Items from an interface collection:
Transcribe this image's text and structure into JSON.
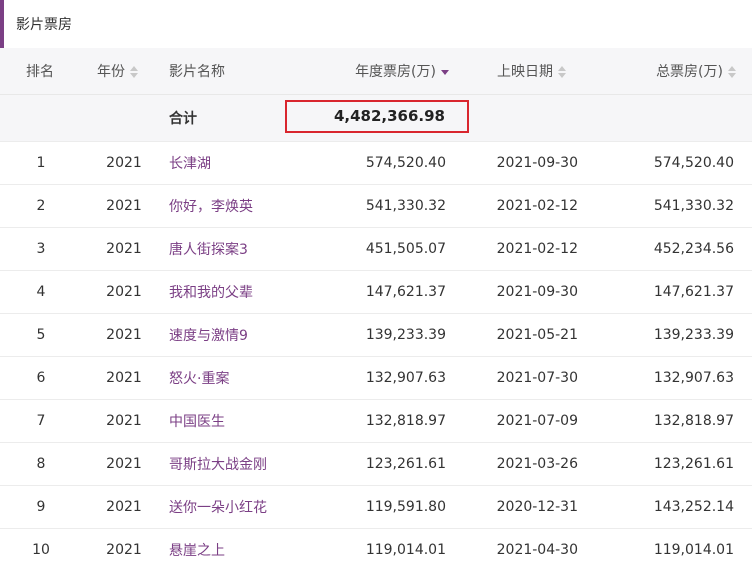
{
  "section": {
    "title": "影片票房"
  },
  "table": {
    "headers": {
      "rank": "排名",
      "year": "年份",
      "title": "影片名称",
      "annual_box_office": "年度票房(万)",
      "release_date": "上映日期",
      "total_box_office": "总票房(万)"
    },
    "sort": {
      "active_column": "annual_box_office",
      "direction": "desc"
    },
    "total": {
      "label": "合计",
      "value": "4,482,366.98"
    },
    "rows": [
      {
        "rank": "1",
        "year": "2021",
        "title": "长津湖",
        "annual": "574,520.40",
        "date": "2021-09-30",
        "total": "574,520.40"
      },
      {
        "rank": "2",
        "year": "2021",
        "title": "你好，李焕英",
        "annual": "541,330.32",
        "date": "2021-02-12",
        "total": "541,330.32"
      },
      {
        "rank": "3",
        "year": "2021",
        "title": "唐人街探案3",
        "annual": "451,505.07",
        "date": "2021-02-12",
        "total": "452,234.56"
      },
      {
        "rank": "4",
        "year": "2021",
        "title": "我和我的父辈",
        "annual": "147,621.37",
        "date": "2021-09-30",
        "total": "147,621.37"
      },
      {
        "rank": "5",
        "year": "2021",
        "title": "速度与激情9",
        "annual": "139,233.39",
        "date": "2021-05-21",
        "total": "139,233.39"
      },
      {
        "rank": "6",
        "year": "2021",
        "title": "怒火·重案",
        "annual": "132,907.63",
        "date": "2021-07-30",
        "total": "132,907.63"
      },
      {
        "rank": "7",
        "year": "2021",
        "title": "中国医生",
        "annual": "132,818.97",
        "date": "2021-07-09",
        "total": "132,818.97"
      },
      {
        "rank": "8",
        "year": "2021",
        "title": "哥斯拉大战金刚",
        "annual": "123,261.61",
        "date": "2021-03-26",
        "total": "123,261.61"
      },
      {
        "rank": "9",
        "year": "2021",
        "title": "送你一朵小红花",
        "annual": "119,591.80",
        "date": "2020-12-31",
        "total": "143,252.14"
      },
      {
        "rank": "10",
        "year": "2021",
        "title": "悬崖之上",
        "annual": "119,014.01",
        "date": "2021-04-30",
        "total": "119,014.01"
      }
    ]
  },
  "colors": {
    "accent": "#7b3f85",
    "highlight_border": "#d9262e",
    "header_bg": "#f6f6f8"
  }
}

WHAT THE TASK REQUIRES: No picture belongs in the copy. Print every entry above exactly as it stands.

TASK ANSWER:
Transcribe this image's text and structure into JSON.
{
  "section": {
    "title": "影片票房"
  },
  "table": {
    "headers": {
      "rank": "排名",
      "year": "年份",
      "title": "影片名称",
      "annual_box_office": "年度票房(万)",
      "release_date": "上映日期",
      "total_box_office": "总票房(万)"
    },
    "sort": {
      "active_column": "annual_box_office",
      "direction": "desc"
    },
    "total": {
      "label": "合计",
      "value": "4,482,366.98"
    },
    "rows": [
      {
        "rank": "1",
        "year": "2021",
        "title": "长津湖",
        "annual": "574,520.40",
        "date": "2021-09-30",
        "total": "574,520.40"
      },
      {
        "rank": "2",
        "year": "2021",
        "title": "你好，李焕英",
        "annual": "541,330.32",
        "date": "2021-02-12",
        "total": "541,330.32"
      },
      {
        "rank": "3",
        "year": "2021",
        "title": "唐人街探案3",
        "annual": "451,505.07",
        "date": "2021-02-12",
        "total": "452,234.56"
      },
      {
        "rank": "4",
        "year": "2021",
        "title": "我和我的父辈",
        "annual": "147,621.37",
        "date": "2021-09-30",
        "total": "147,621.37"
      },
      {
        "rank": "5",
        "year": "2021",
        "title": "速度与激情9",
        "annual": "139,233.39",
        "date": "2021-05-21",
        "total": "139,233.39"
      },
      {
        "rank": "6",
        "year": "2021",
        "title": "怒火·重案",
        "annual": "132,907.63",
        "date": "2021-07-30",
        "total": "132,907.63"
      },
      {
        "rank": "7",
        "year": "2021",
        "title": "中国医生",
        "annual": "132,818.97",
        "date": "2021-07-09",
        "total": "132,818.97"
      },
      {
        "rank": "8",
        "year": "2021",
        "title": "哥斯拉大战金刚",
        "annual": "123,261.61",
        "date": "2021-03-26",
        "total": "123,261.61"
      },
      {
        "rank": "9",
        "year": "2021",
        "title": "送你一朵小红花",
        "annual": "119,591.80",
        "date": "2020-12-31",
        "total": "143,252.14"
      },
      {
        "rank": "10",
        "year": "2021",
        "title": "悬崖之上",
        "annual": "119,014.01",
        "date": "2021-04-30",
        "total": "119,014.01"
      }
    ]
  },
  "colors": {
    "accent": "#7b3f85",
    "highlight_border": "#d9262e",
    "header_bg": "#f6f6f8"
  }
}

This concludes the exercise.